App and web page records

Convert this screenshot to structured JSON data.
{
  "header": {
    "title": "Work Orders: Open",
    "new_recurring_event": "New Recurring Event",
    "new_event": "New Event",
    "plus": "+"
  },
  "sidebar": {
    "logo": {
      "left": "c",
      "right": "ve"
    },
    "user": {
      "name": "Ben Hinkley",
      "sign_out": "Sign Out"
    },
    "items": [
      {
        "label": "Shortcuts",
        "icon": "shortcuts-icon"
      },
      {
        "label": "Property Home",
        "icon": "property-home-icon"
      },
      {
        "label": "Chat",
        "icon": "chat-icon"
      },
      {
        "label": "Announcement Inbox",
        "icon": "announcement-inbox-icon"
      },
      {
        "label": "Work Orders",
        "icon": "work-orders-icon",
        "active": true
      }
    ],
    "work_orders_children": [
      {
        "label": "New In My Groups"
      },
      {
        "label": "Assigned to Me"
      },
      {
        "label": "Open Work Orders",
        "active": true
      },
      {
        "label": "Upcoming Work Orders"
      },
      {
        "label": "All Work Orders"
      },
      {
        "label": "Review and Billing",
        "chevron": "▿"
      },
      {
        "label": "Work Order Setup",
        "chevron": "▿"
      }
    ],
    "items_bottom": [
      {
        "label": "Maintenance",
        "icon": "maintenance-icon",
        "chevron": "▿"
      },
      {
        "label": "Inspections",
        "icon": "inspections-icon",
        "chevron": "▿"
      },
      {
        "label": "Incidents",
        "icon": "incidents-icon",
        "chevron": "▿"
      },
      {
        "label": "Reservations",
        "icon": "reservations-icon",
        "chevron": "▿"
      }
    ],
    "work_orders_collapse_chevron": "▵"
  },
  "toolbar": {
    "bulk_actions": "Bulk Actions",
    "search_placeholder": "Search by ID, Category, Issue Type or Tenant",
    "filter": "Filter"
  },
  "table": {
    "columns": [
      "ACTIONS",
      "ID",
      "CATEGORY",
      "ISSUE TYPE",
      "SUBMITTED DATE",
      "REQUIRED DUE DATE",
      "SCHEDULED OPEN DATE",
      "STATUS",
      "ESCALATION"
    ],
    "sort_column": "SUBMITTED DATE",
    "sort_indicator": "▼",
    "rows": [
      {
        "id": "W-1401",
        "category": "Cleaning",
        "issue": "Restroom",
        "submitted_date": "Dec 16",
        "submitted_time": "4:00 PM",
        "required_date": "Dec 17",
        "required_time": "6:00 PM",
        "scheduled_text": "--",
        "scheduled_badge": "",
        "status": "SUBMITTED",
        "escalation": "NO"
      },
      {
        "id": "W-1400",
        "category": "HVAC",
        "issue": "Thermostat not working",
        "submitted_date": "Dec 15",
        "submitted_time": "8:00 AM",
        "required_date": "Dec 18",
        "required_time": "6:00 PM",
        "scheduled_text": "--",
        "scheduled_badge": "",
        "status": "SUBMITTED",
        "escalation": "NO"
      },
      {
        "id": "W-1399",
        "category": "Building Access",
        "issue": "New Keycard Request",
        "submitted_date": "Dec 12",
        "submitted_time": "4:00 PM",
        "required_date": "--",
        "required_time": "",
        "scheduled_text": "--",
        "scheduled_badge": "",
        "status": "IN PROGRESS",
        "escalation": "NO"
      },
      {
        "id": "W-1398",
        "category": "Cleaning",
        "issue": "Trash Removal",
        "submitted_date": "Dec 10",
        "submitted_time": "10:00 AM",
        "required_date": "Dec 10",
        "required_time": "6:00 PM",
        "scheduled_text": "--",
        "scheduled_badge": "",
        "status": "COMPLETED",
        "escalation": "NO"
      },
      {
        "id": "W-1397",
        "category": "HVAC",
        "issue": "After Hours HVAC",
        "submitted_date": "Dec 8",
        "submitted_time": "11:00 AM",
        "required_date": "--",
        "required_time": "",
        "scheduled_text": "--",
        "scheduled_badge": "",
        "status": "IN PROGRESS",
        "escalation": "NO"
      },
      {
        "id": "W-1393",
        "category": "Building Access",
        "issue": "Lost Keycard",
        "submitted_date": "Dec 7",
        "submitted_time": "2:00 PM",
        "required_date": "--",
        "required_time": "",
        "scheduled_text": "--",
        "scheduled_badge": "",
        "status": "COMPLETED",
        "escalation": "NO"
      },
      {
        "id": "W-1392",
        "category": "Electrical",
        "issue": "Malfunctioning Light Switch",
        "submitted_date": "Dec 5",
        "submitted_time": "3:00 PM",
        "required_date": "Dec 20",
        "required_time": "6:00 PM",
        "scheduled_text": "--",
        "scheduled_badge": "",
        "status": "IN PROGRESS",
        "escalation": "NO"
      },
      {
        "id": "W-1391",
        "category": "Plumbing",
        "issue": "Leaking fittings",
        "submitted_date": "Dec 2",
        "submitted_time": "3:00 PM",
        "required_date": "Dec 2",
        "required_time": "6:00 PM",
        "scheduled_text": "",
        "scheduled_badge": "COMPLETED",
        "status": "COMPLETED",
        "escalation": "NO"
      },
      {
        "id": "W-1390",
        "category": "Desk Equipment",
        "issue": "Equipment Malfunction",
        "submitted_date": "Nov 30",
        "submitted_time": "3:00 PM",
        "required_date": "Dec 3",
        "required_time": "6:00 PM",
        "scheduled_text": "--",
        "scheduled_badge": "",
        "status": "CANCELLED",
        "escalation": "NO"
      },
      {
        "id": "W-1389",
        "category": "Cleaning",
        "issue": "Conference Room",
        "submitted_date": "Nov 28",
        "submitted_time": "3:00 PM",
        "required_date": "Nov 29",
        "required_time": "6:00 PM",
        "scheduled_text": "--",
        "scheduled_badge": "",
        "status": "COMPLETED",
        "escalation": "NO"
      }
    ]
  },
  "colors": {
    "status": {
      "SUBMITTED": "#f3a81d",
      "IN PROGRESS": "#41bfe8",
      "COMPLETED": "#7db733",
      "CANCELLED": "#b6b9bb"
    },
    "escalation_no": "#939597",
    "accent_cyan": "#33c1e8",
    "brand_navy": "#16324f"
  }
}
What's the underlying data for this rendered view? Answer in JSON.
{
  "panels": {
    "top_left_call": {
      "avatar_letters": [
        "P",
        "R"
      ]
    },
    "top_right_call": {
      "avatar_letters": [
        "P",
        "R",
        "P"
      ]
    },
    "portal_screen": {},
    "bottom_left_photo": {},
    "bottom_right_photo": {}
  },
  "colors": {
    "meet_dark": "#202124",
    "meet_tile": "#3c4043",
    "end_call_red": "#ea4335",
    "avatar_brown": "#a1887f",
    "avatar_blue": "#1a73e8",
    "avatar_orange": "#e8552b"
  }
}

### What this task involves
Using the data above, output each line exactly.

### Answer space
Convert this screenshot to structured JSON data.
{
  "header": {
    "title": "Work Orders: Open",
    "new_recurring_event": "New Recurring Event",
    "new_event": "New Event",
    "plus": "+"
  },
  "sidebar": {
    "logo": {
      "left": "c",
      "right": "ve"
    },
    "user": {
      "name": "Ben Hinkley",
      "sign_out": "Sign Out"
    },
    "items": [
      {
        "label": "Shortcuts",
        "icon": "shortcuts-icon"
      },
      {
        "label": "Property Home",
        "icon": "property-home-icon"
      },
      {
        "label": "Chat",
        "icon": "chat-icon"
      },
      {
        "label": "Announcement Inbox",
        "icon": "announcement-inbox-icon"
      },
      {
        "label": "Work Orders",
        "icon": "work-orders-icon",
        "active": true
      }
    ],
    "work_orders_children": [
      {
        "label": "New In My Groups"
      },
      {
        "label": "Assigned to Me"
      },
      {
        "label": "Open Work Orders",
        "active": true
      },
      {
        "label": "Upcoming Work Orders"
      },
      {
        "label": "All Work Orders"
      },
      {
        "label": "Review and Billing",
        "chevron": "▿"
      },
      {
        "label": "Work Order Setup",
        "chevron": "▿"
      }
    ],
    "items_bottom": [
      {
        "label": "Maintenance",
        "icon": "maintenance-icon",
        "chevron": "▿"
      },
      {
        "label": "Inspections",
        "icon": "inspections-icon",
        "chevron": "▿"
      },
      {
        "label": "Incidents",
        "icon": "incidents-icon",
        "chevron": "▿"
      },
      {
        "label": "Reservations",
        "icon": "reservations-icon",
        "chevron": "▿"
      }
    ],
    "work_orders_collapse_chevron": "▵"
  },
  "toolbar": {
    "bulk_actions": "Bulk Actions",
    "search_placeholder": "Search by ID, Category, Issue Type or Tenant",
    "filter": "Filter"
  },
  "table": {
    "columns": [
      "ACTIONS",
      "ID",
      "CATEGORY",
      "ISSUE TYPE",
      "SUBMITTED DATE",
      "REQUIRED DUE DATE",
      "SCHEDULED OPEN DATE",
      "STATUS",
      "ESCALATION"
    ],
    "sort_column": "SUBMITTED DATE",
    "sort_indicator": "▼",
    "rows": [
      {
        "id": "W-1401",
        "category": "Cleaning",
        "issue": "Restroom",
        "submitted_date": "Dec 16",
        "submitted_time": "4:00 PM",
        "required_date": "Dec 17",
        "required_time": "6:00 PM",
        "scheduled_text": "--",
        "scheduled_badge": "",
        "status": "SUBMITTED",
        "escalation": "NO"
      },
      {
        "id": "W-1400",
        "category": "HVAC",
        "issue": "Thermostat not working",
        "submitted_date": "Dec 15",
        "submitted_time": "8:00 AM",
        "required_date": "Dec 18",
        "required_time": "6:00 PM",
        "scheduled_text": "--",
        "scheduled_badge": "",
        "status": "SUBMITTED",
        "escalation": "NO"
      },
      {
        "id": "W-1399",
        "category": "Building Access",
        "issue": "New Keycard Request",
        "submitted_date": "Dec 12",
        "submitted_time": "4:00 PM",
        "required_date": "--",
        "required_time": "",
        "scheduled_text": "--",
        "scheduled_badge": "",
        "status": "IN PROGRESS",
        "escalation": "NO"
      },
      {
        "id": "W-1398",
        "category": "Cleaning",
        "issue": "Trash Removal",
        "submitted_date": "Dec 10",
        "submitted_time": "10:00 AM",
        "required_date": "Dec 10",
        "required_time": "6:00 PM",
        "scheduled_text": "--",
        "scheduled_badge": "",
        "status": "COMPLETED",
        "escalation": "NO"
      },
      {
        "id": "W-1397",
        "category": "HVAC",
        "issue": "After Hours HVAC",
        "submitted_date": "Dec 8",
        "submitted_time": "11:00 AM",
        "required_date": "--",
        "required_time": "",
        "scheduled_text": "--",
        "scheduled_badge": "",
        "status": "IN PROGRESS",
        "escalation": "NO"
      },
      {
        "id": "W-1393",
        "category": "Building Access",
        "issue": "Lost Keycard",
        "submitted_date": "Dec 7",
        "submitted_time": "2:00 PM",
        "required_date": "--",
        "required_time": "",
        "scheduled_text": "--",
        "scheduled_badge": "",
        "status": "COMPLETED",
        "escalation": "NO"
      },
      {
        "id": "W-1392",
        "category": "Electrical",
        "issue": "Malfunctioning Light Switch",
        "submitted_date": "Dec 5",
        "submitted_time": "3:00 PM",
        "required_date": "Dec 20",
        "required_time": "6:00 PM",
        "scheduled_text": "--",
        "scheduled_badge": "",
        "status": "IN PROGRESS",
        "escalation": "NO"
      },
      {
        "id": "W-1391",
        "category": "Plumbing",
        "issue": "Leaking fittings",
        "submitted_date": "Dec 2",
        "submitted_time": "3:00 PM",
        "required_date": "Dec 2",
        "required_time": "6:00 PM",
        "scheduled_text": "",
        "scheduled_badge": "COMPLETED",
        "status": "COMPLETED",
        "escalation": "NO"
      },
      {
        "id": "W-1390",
        "category": "Desk Equipment",
        "issue": "Equipment Malfunction",
        "submitted_date": "Nov 30",
        "submitted_time": "3:00 PM",
        "required_date": "Dec 3",
        "required_time": "6:00 PM",
        "scheduled_text": "--",
        "scheduled_badge": "",
        "status": "CANCELLED",
        "escalation": "NO"
      },
      {
        "id": "W-1389",
        "category": "Cleaning",
        "issue": "Conference Room",
        "submitted_date": "Nov 28",
        "submitted_time": "3:00 PM",
        "required_date": "Nov 29",
        "required_time": "6:00 PM",
        "scheduled_text": "--",
        "scheduled_badge": "",
        "status": "COMPLETED",
        "escalation": "NO"
      }
    ]
  },
  "colors": {
    "status": {
      "SUBMITTED": "#f3a81d",
      "IN PROGRESS": "#41bfe8",
      "COMPLETED": "#7db733",
      "CANCELLED": "#b6b9bb"
    },
    "escalation_no": "#939597",
    "accent_cyan": "#33c1e8",
    "brand_navy": "#16324f"
  }
}
What's the underlying data for this rendered view? Answer in JSON.
{
  "panels": {
    "top_left_call": {
      "avatar_letters": [
        "P",
        "R"
      ]
    },
    "top_right_call": {
      "avatar_letters": [
        "P",
        "R",
        "P"
      ]
    },
    "portal_screen": {},
    "bottom_left_photo": {},
    "bottom_right_photo": {}
  },
  "colors": {
    "meet_dark": "#202124",
    "meet_tile": "#3c4043",
    "end_call_red": "#ea4335",
    "avatar_brown": "#a1887f",
    "avatar_blue": "#1a73e8",
    "avatar_orange": "#e8552b"
  }
}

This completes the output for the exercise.